One sympathises with the plight of Fayza, the educated Muslim divorcee and friend of your columnist Souad Mekhennet ("A new year and worries for Muslims", Jan 5).   Fayza tries hard to exculpate Islam for its view of women, quoting the Koran Sura 3, Verse 195 "...male or female -- you are equal to one another".



What is the true Blasphemy here?

The assassination, or murder, of libaral Pakistani Governor Salman Taseer brings to mind a debate I had at the Islam apologist site Loonwatch.
Taseer was trying to amend Pakistan's egregious blasphemy laws: the laws under which a Christian lady was sentenced to death.[1] For that he was riddled with bullets [one, of many reports, here]

Tuesday, 4 January 2011

"Retail of two cities"

Another amazing China story, this one reflecting the difference made by the culture of growth and entrepreneurialism, vs the culture of bureaucracy and planning.  Again, China being on the side of building vs, destroying...
Also strengthens my new year's resolution to spend more time in China this year.  It's always worthwhile, always provides an adventure and there's no excuse for me not to, living in Hong Kong, on the doorstep of the motherland.
(posted in full as it's available only on subscription.  Thanks to SCMP of 4th January).  BTW: "Heihe" means "black river", as in the name of the province, Heilongjiang, which means "black dragon river" ("jiang" just being a bigger river than "he").  For other amazing China stories, click on "China" in Labels, below right.

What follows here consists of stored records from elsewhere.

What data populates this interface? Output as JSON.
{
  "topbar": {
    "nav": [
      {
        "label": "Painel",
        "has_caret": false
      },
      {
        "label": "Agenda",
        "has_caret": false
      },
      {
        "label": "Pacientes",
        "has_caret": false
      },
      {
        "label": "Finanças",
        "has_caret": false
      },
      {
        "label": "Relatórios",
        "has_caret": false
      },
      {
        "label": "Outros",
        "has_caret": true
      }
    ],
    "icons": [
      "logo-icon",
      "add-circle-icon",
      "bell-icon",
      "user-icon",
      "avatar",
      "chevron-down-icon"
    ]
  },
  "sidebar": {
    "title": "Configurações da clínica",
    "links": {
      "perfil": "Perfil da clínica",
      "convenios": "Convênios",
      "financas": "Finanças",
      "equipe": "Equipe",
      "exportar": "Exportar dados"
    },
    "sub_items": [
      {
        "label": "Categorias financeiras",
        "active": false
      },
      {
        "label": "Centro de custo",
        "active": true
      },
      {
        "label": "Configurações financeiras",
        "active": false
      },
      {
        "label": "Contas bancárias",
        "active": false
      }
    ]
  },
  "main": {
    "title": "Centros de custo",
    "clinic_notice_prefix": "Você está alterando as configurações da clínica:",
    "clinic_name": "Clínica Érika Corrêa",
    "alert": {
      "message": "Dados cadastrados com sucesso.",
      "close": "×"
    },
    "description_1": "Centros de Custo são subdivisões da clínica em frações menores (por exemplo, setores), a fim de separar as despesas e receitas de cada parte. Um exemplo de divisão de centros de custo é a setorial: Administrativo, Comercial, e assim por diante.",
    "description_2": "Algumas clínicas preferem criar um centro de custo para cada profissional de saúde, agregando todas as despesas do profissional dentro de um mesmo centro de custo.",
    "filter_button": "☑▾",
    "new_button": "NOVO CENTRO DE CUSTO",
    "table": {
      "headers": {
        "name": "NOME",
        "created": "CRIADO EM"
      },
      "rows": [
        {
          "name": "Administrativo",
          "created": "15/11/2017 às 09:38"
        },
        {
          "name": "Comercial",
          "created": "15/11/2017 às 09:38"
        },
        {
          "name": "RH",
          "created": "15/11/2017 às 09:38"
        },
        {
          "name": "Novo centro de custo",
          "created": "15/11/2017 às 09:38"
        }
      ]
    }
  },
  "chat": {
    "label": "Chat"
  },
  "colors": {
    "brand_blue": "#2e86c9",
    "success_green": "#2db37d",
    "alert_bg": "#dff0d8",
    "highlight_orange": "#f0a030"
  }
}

"Scientific breakthrough may solve uranium supply problem at nuclear plants"

More in the series of "what China's doing right", aka "why China is on our side, as a nation that constructs, rather than destructs"....
Copying all here, since it's by subscription only.  Thanks to SCMP, Jan 3:
[and I know, this is called "scraping", but hopefully not the bottom of the barrel, and also, I ain't the only one, as many blogs are nothing but "scrapes"...]

Monday, 3 January 2011

"India launches Shariah Stock Index"

From a friend following re new Sharia finance index in India (hat-tip LA).
I've written elsewhere at some length on just what a crock Sharia finance is: part hypocrisy, part inefficient copy of conventional finance, part creeping Sharia.  Others still fall into the trap of providing Sharia finance, part of being sensitive and tolerant to the needs of Muslim populations.  Ah well....

"Equality, a True Soul Food", by Nicholas Kristof

Mirror below article from today's New York Times by Nicholas Kristof.  I don't often agree with Kristof's pieces, especially as he's not really "sound" on Islam.  But here he makes an important point: that inequality leads to a more unstable society.  An argument for "progressive" taxation. Just not tooo progressive.... [full article here]

Sunday, 2 January 2011

Are you a liberal or a conservative?

I've been criticised for having "become very conservative".  But I'm not sure that's what I am, for many views I'd share with "the left", aka liberals (in the American sense).  So I thought I'd do a list of those things which determine one's politics.